- **Dataset excerpts**:
——————

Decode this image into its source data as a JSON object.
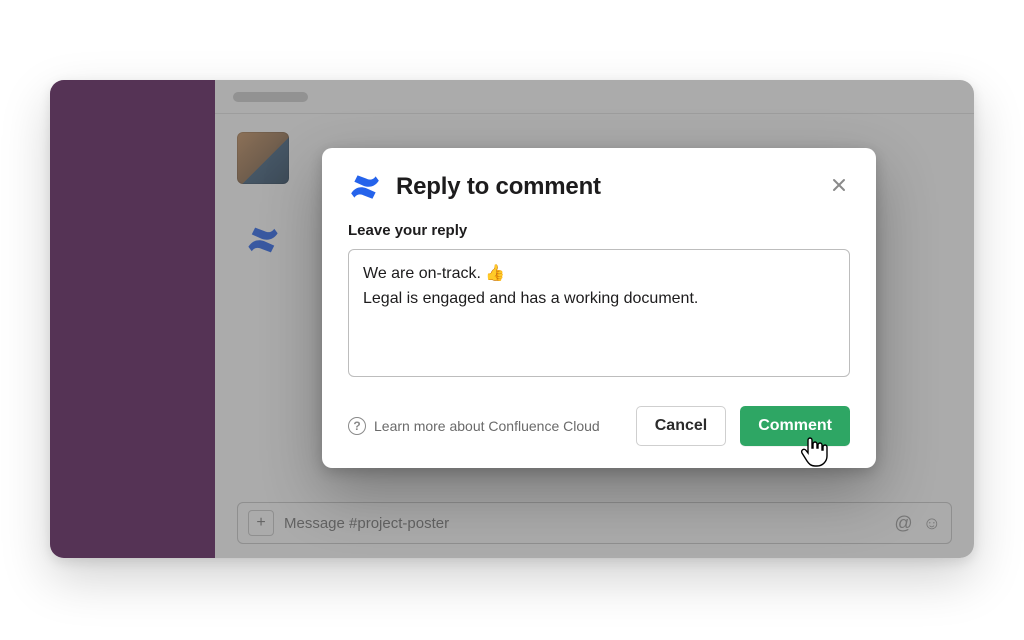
{
  "composer": {
    "placeholder": "Message #project-poster"
  },
  "modal": {
    "title": "Reply to comment",
    "subhead": "Leave your reply",
    "reply_value": "We are on-track. 👍\nLegal is engaged and has a working document.",
    "help_text": "Learn more about Confluence Cloud",
    "cancel_label": "Cancel",
    "submit_label": "Comment"
  },
  "colors": {
    "sidebar": "#5a1a5a",
    "primary_btn": "#2ea664"
  }
}
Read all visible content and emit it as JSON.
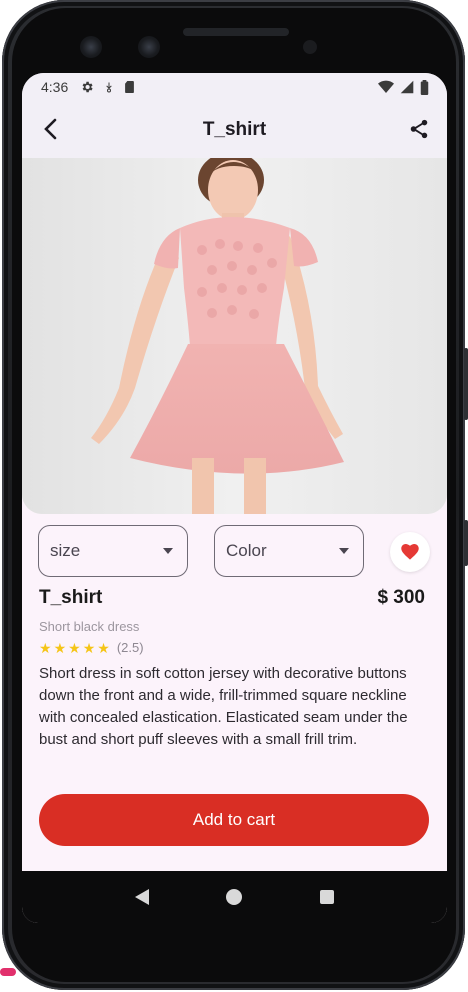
{
  "status_bar": {
    "time": "4:36",
    "icons": [
      "gear-icon",
      "download-icon",
      "sim-card-icon"
    ],
    "right_icons": [
      "wifi-icon",
      "signal-icon",
      "battery-icon"
    ]
  },
  "app_bar": {
    "title": "T_shirt",
    "back_icon": "arrow-back-icon",
    "share_icon": "share-icon"
  },
  "product": {
    "image_description": "dress-photo",
    "size_dropdown": {
      "value": "size"
    },
    "color_dropdown": {
      "value": "Color"
    },
    "favorite_icon": "heart-icon",
    "name": "T_shirt",
    "price": "$ 300",
    "subtitle": "Short black dress",
    "rating": {
      "stars": 5,
      "value_label": "(2.5)"
    },
    "description": "Short dress in soft cotton jersey with decorative buttons down the front and a wide, frill-trimmed square neckline with concealed elastication. Elasticated seam under the bust and short puff sleeves with a small frill trim."
  },
  "actions": {
    "add_to_cart": "Add to cart"
  },
  "colors": {
    "accent": "#d92e24",
    "background": "#fcf3fb",
    "heart": "#e53935",
    "star": "#f5c518"
  }
}
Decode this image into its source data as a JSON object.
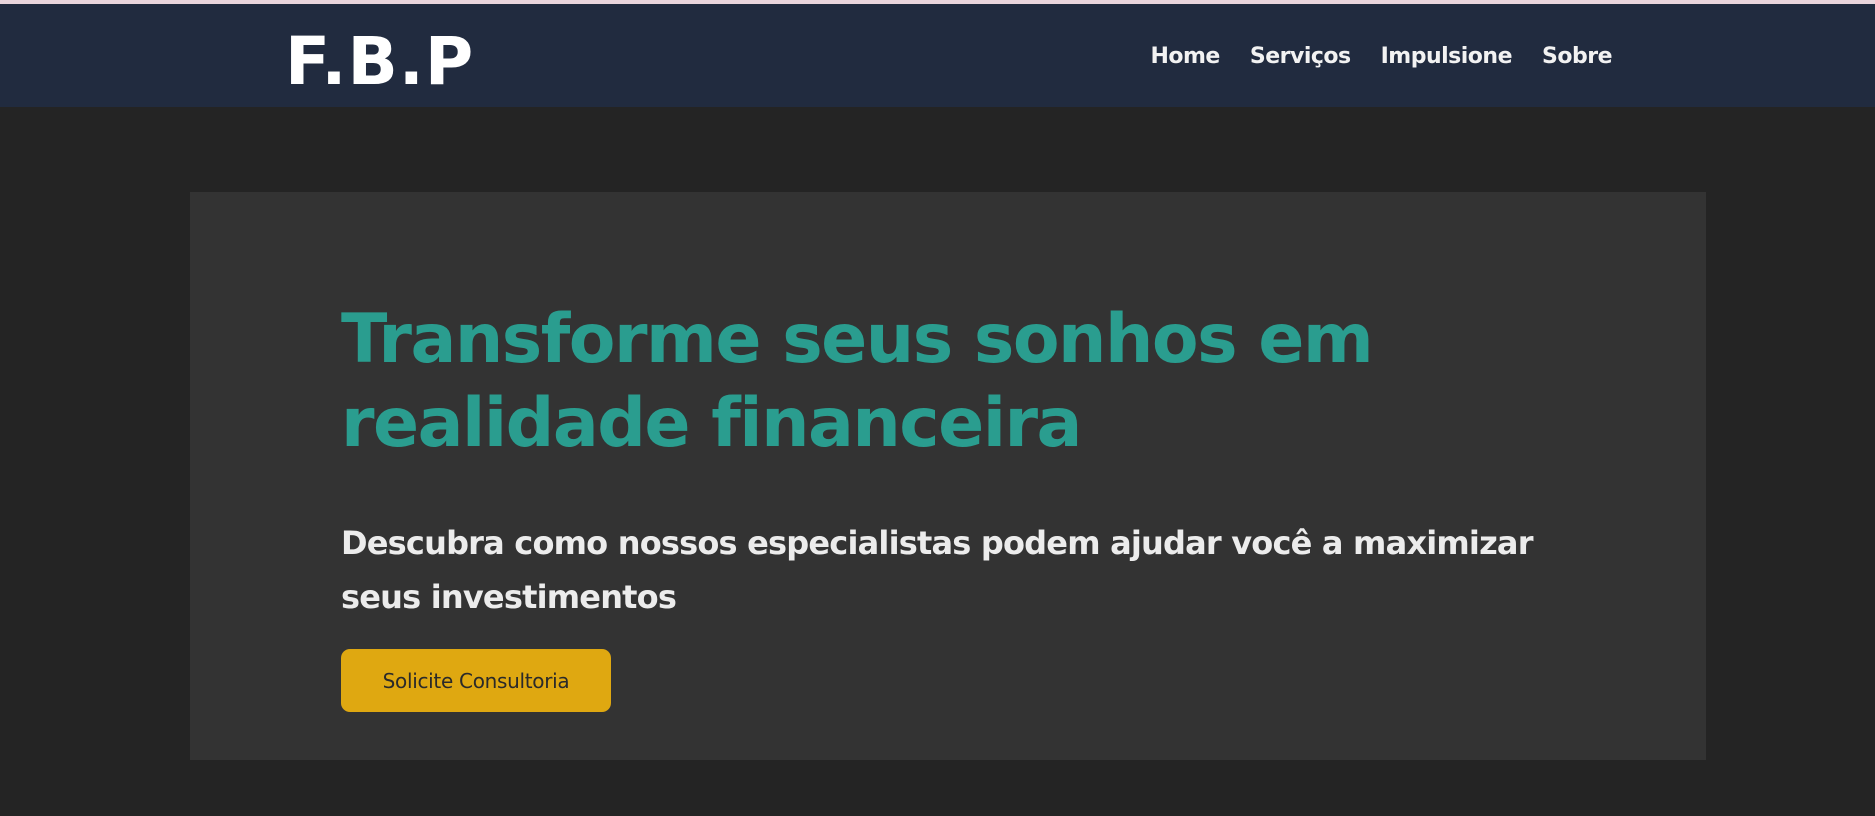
{
  "header": {
    "logo": "F.B.P",
    "nav_items": [
      "Home",
      "Serviços",
      "Impulsione",
      "Sobre"
    ]
  },
  "hero": {
    "title": "Transforme seus sonhos em realidade financeira",
    "subtitle": "Descubra como nossos especialistas podem ajudar você a maximizar seus investimentos",
    "cta_label": "Solicite Consultoria"
  },
  "colors": {
    "navbar_bg": "#212b3f",
    "page_bg": "#242424",
    "hero_bg": "#333333",
    "title_accent": "#2a9d8f",
    "cta_bg": "#dfa811"
  }
}
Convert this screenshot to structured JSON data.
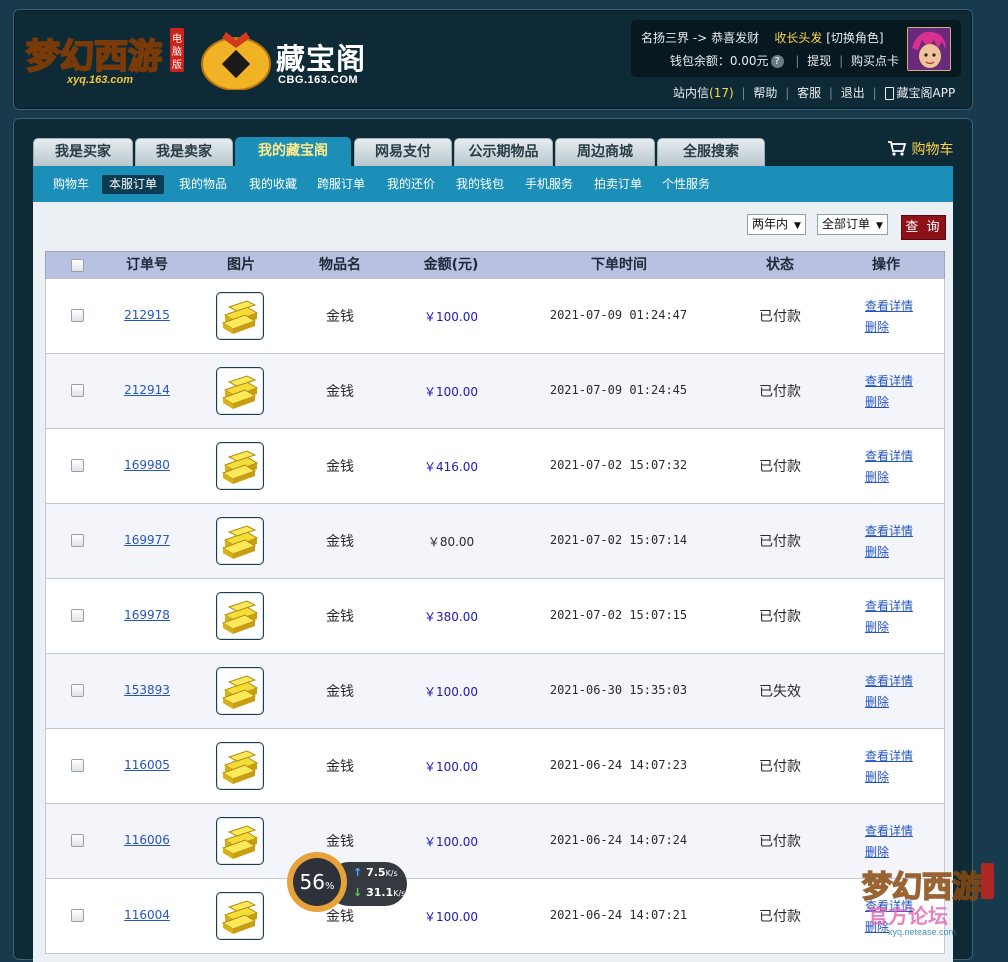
{
  "header": {
    "logo_mhxy_text": "梦幻西游",
    "logo_mhxy_badge": "电脑版",
    "logo_mhxy_domain": "xyq.163.com",
    "logo_cbg_text": "藏宝阁",
    "logo_cbg_domain": "CBG.163.COM",
    "user": {
      "server": "名扬三界",
      "arrow": "->",
      "role": "恭喜发财",
      "title": "收长头发",
      "switch_role": "[切换角色]",
      "wallet_label": "钱包余额：",
      "wallet_value": "0.00元",
      "help_icon": "?",
      "withdraw": "提现",
      "buy_card": "购买点卡"
    },
    "links": {
      "inbox": "站内信",
      "inbox_count": "(17)",
      "help": "帮助",
      "service": "客服",
      "logout": "退出",
      "app": "藏宝阁APP"
    }
  },
  "tabs": [
    "我是买家",
    "我是卖家",
    "我的藏宝阁",
    "网易支付",
    "公示期物品",
    "周边商城",
    "全服搜索"
  ],
  "active_tab": "我的藏宝阁",
  "cart_label": "购物车",
  "subnav": [
    "购物车",
    "本服订单",
    "我的物品",
    "我的收藏",
    "跨服订单",
    "我的还价",
    "我的钱包",
    "手机服务",
    "拍卖订单",
    "个性服务"
  ],
  "active_subnav": "本服订单",
  "filters": {
    "range": "两年内",
    "type": "全部订单",
    "query": "查 询"
  },
  "table": {
    "headers": [
      "订单号",
      "图片",
      "物品名",
      "金额(元)",
      "下单时间",
      "状态",
      "操作"
    ],
    "rows": [
      {
        "id": "212915",
        "item": "金钱",
        "amount": "￥100.00",
        "amount_color": "#1a1ab8",
        "time": "2021-07-09 01:24:47",
        "status": "已付款"
      },
      {
        "id": "212914",
        "item": "金钱",
        "amount": "￥100.00",
        "amount_color": "#1a1ab8",
        "time": "2021-07-09 01:24:45",
        "status": "已付款"
      },
      {
        "id": "169980",
        "item": "金钱",
        "amount": "￥416.00",
        "amount_color": "#1a1ab8",
        "time": "2021-07-02 15:07:32",
        "status": "已付款"
      },
      {
        "id": "169977",
        "item": "金钱",
        "amount": "￥80.00",
        "amount_color": "#2a2a2a",
        "time": "2021-07-02 15:07:14",
        "status": "已付款"
      },
      {
        "id": "169978",
        "item": "金钱",
        "amount": "￥380.00",
        "amount_color": "#1a1ab8",
        "time": "2021-07-02 15:07:15",
        "status": "已付款"
      },
      {
        "id": "153893",
        "item": "金钱",
        "amount": "￥100.00",
        "amount_color": "#1a1ab8",
        "time": "2021-06-30 15:35:03",
        "status": "已失效"
      },
      {
        "id": "116005",
        "item": "金钱",
        "amount": "￥100.00",
        "amount_color": "#1a1ab8",
        "time": "2021-06-24 14:07:23",
        "status": "已付款"
      },
      {
        "id": "116006",
        "item": "金钱",
        "amount": "￥100.00",
        "amount_color": "#1a1ab8",
        "time": "2021-06-24 14:07:24",
        "status": "已付款"
      },
      {
        "id": "116004",
        "item": "金钱",
        "amount": "￥100.00",
        "amount_color": "#1a1ab8",
        "time": "2021-06-24 14:07:21",
        "status": "已付款"
      }
    ],
    "action_view": "查看详情",
    "action_delete": "删除"
  },
  "speed_widget": {
    "percent": "56",
    "percent_unit": "%",
    "upload": "7.5",
    "upload_unit": "K/s",
    "download": "31.1",
    "download_unit": "K/s"
  },
  "watermark": {
    "text": "梦幻西游",
    "badge": "电脑版",
    "sub": "官方论坛",
    "domain": "xyq.netease.com"
  }
}
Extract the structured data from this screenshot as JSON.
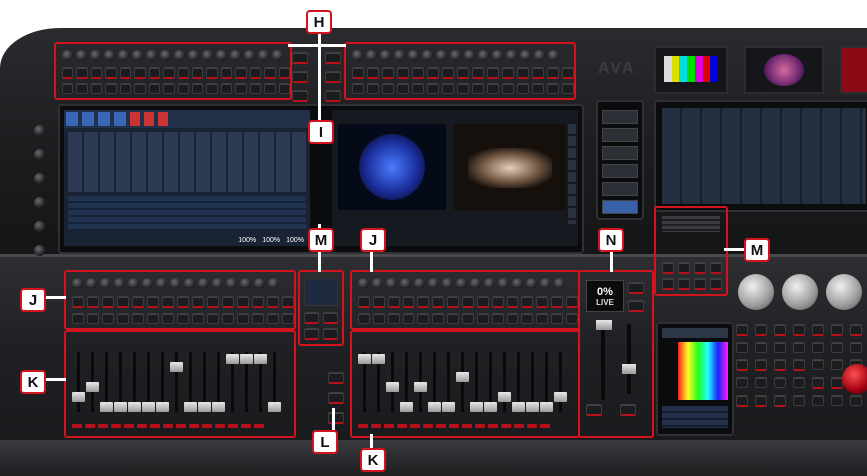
{
  "callouts": {
    "h": "H",
    "i": "I",
    "j_left": "J",
    "j_right": "J",
    "k_left": "K",
    "k_right": "K",
    "l": "L",
    "m_left": "M",
    "m_right": "M",
    "n": "N"
  },
  "master": {
    "level": "0%",
    "mode": "LIVE"
  },
  "screen_left": {
    "pct_a": "100%",
    "pct_b": "100%",
    "pct_c": "100%"
  },
  "brand": "AVA",
  "colors": {
    "callout_border": "#d2141e",
    "button_led": "#b8101a"
  }
}
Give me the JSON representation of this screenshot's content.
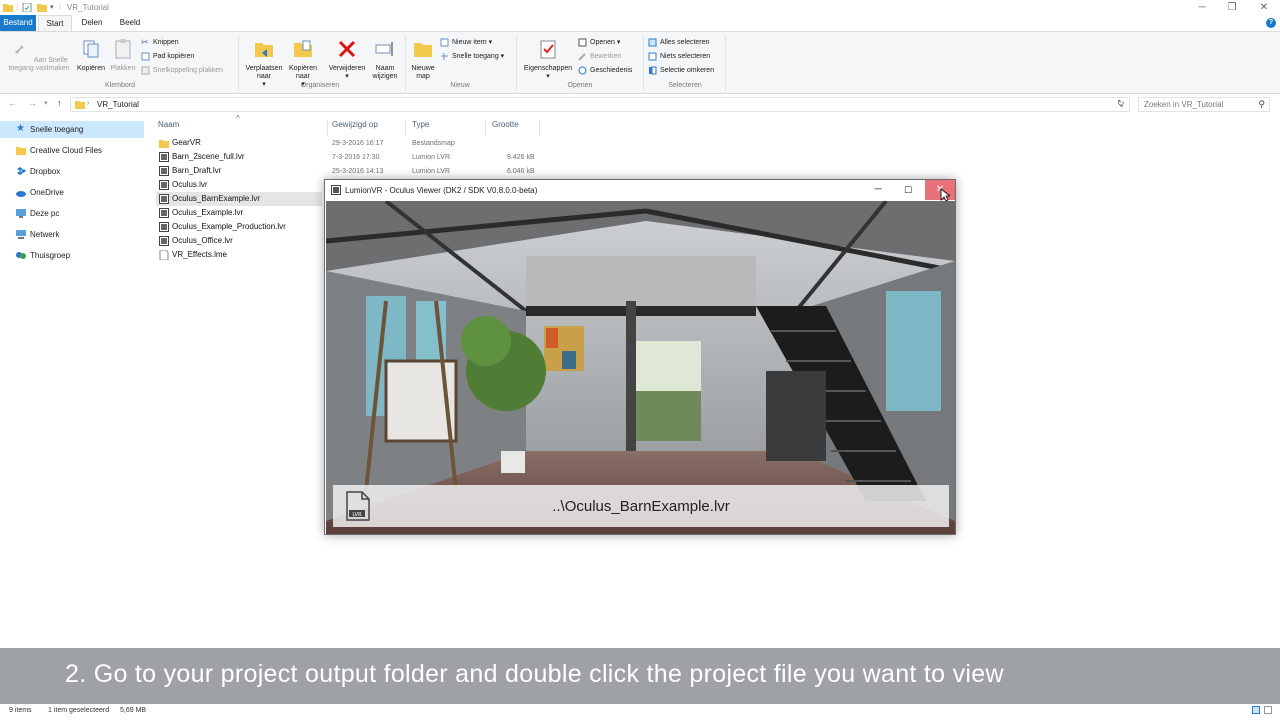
{
  "window": {
    "title": "VR_Tutorial"
  },
  "ribbon_tabs": [
    "Bestand",
    "Start",
    "Delen",
    "Beeld"
  ],
  "ribbon": {
    "klembord": {
      "label": "Klembord",
      "pin": "Aan Snelle toegang vastmaken",
      "copy": "Kopiëren",
      "paste": "Plakken",
      "cut": "Knippen",
      "copy_path": "Pad kopiëren",
      "paste_shortcut": "Snelkoppeling plakken"
    },
    "organiseren": {
      "label": "Organiseren",
      "move": "Verplaatsen naar",
      "copy_to": "Kopiëren naar",
      "delete": "Verwijderen",
      "rename": "Naam wijzigen"
    },
    "nieuw": {
      "label": "Nieuw",
      "new_folder": "Nieuwe map",
      "new_item": "Nieuw item",
      "easy_access": "Snelle toegang"
    },
    "openen": {
      "label": "Openen",
      "properties": "Eigenschappen",
      "open": "Openen",
      "edit": "Bewerken",
      "history": "Geschiedenis"
    },
    "selecteren": {
      "label": "Selecteren",
      "select_all": "Alles selecteren",
      "select_none": "Niets selecteren",
      "invert": "Selectie omkeren"
    }
  },
  "address": {
    "path": "VR_Tutorial",
    "search_placeholder": "Zoeken in VR_Tutorial"
  },
  "nav": [
    {
      "label": "Snelle toegang",
      "selected": true,
      "icon": "star-icon"
    },
    {
      "label": "Creative Cloud Files",
      "selected": false,
      "icon": "cloud-icon"
    },
    {
      "label": "Dropbox",
      "selected": false,
      "icon": "dropbox-icon"
    },
    {
      "label": "OneDrive",
      "selected": false,
      "icon": "onedrive-icon"
    },
    {
      "label": "Deze pc",
      "selected": false,
      "icon": "computer-icon"
    },
    {
      "label": "Netwerk",
      "selected": false,
      "icon": "network-icon"
    },
    {
      "label": "Thuisgroep",
      "selected": false,
      "icon": "homegroup-icon"
    }
  ],
  "columns": [
    "Naam",
    "Gewijzigd op",
    "Type",
    "Grootte"
  ],
  "files": [
    {
      "name": "GearVR",
      "date": "29-3-2016 16:17",
      "type": "Bestandsmap",
      "size": "",
      "kind": "folder"
    },
    {
      "name": "Barn_2scene_full.lvr",
      "date": "7-3-2016 17:30",
      "type": "Lumion LVR",
      "size": "9.426 kB",
      "kind": "lvr"
    },
    {
      "name": "Barn_Draft.lvr",
      "date": "25-3-2016 14:13",
      "type": "Lumion LVR",
      "size": "6.046 kB",
      "kind": "lvr"
    },
    {
      "name": "Oculus.lvr",
      "date": "",
      "type": "",
      "size": "",
      "kind": "lvr"
    },
    {
      "name": "Oculus_BarnExample.lvr",
      "date": "",
      "type": "",
      "size": "",
      "kind": "lvr",
      "selected": true
    },
    {
      "name": "Oculus_Example.lvr",
      "date": "",
      "type": "",
      "size": "",
      "kind": "lvr"
    },
    {
      "name": "Oculus_Example_Production.lvr",
      "date": "",
      "type": "",
      "size": "",
      "kind": "lvr"
    },
    {
      "name": "Oculus_Office.lvr",
      "date": "",
      "type": "",
      "size": "",
      "kind": "lvr"
    },
    {
      "name": "VR_Effects.lme",
      "date": "",
      "type": "",
      "size": "",
      "kind": "lme"
    }
  ],
  "viewer": {
    "title": "LumionVR - Oculus Viewer (DK2 / SDK V0.8.0.0-beta)",
    "loading_file": "..\\Oculus_BarnExample.lvr",
    "loading_icon_label": "LVR"
  },
  "caption": "2. Go to your project output folder and double click the project file you want to view",
  "status": {
    "items": "9 items",
    "selected": "1 item geselecteerd",
    "size": "5,69 MB"
  },
  "colors": {
    "accent": "#1979ca",
    "selection": "#cce8ff",
    "close_hover": "#e8727a"
  }
}
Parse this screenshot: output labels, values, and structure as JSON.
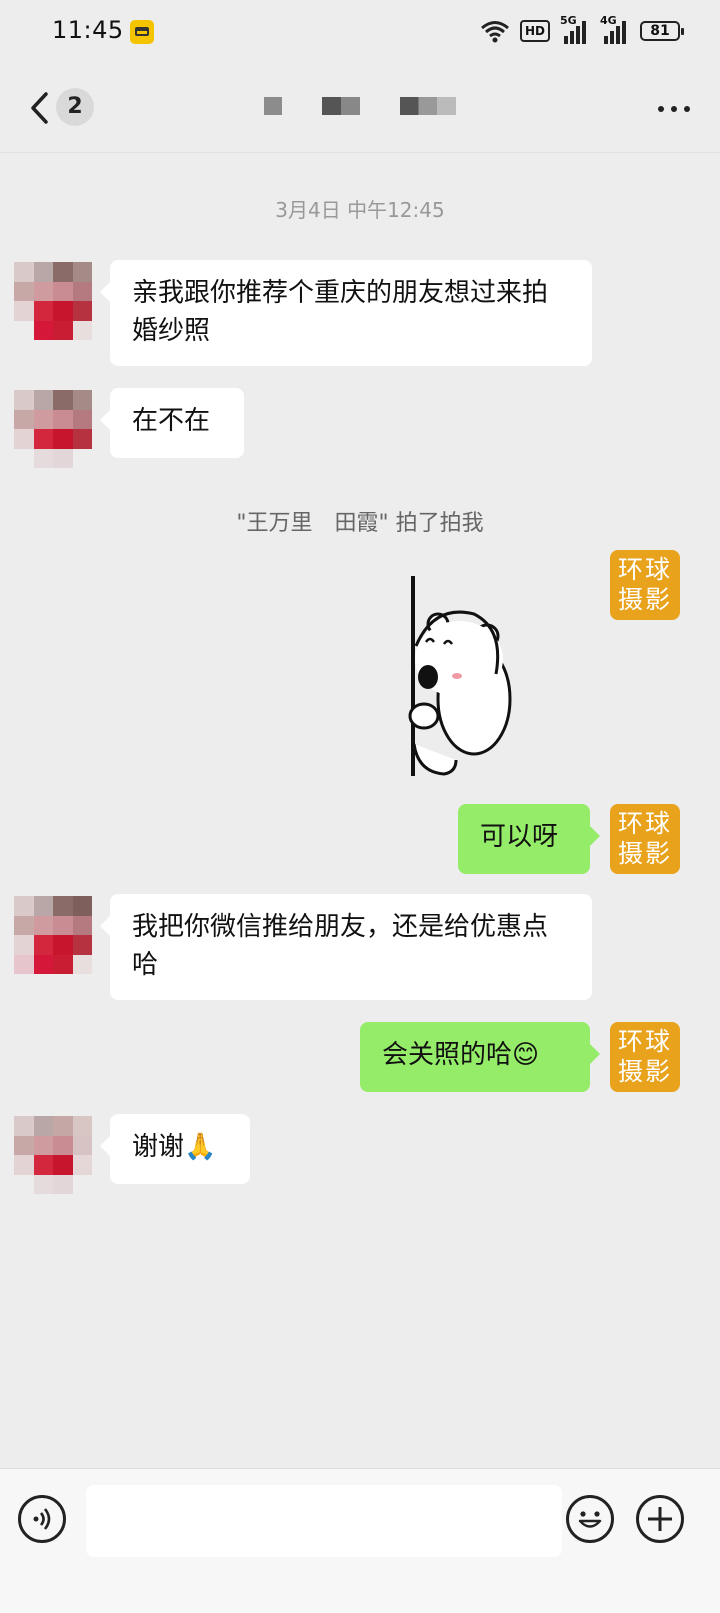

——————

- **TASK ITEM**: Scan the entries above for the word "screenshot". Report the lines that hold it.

- **EXERCISE ANSWER**:
Convert this screenshot to structured JSON data.
Extract the structured data from this screenshot as JSON.
Give me the JSON representation of this screenshot's content.
Parse this screenshot: output labels, values, and structure as JSON.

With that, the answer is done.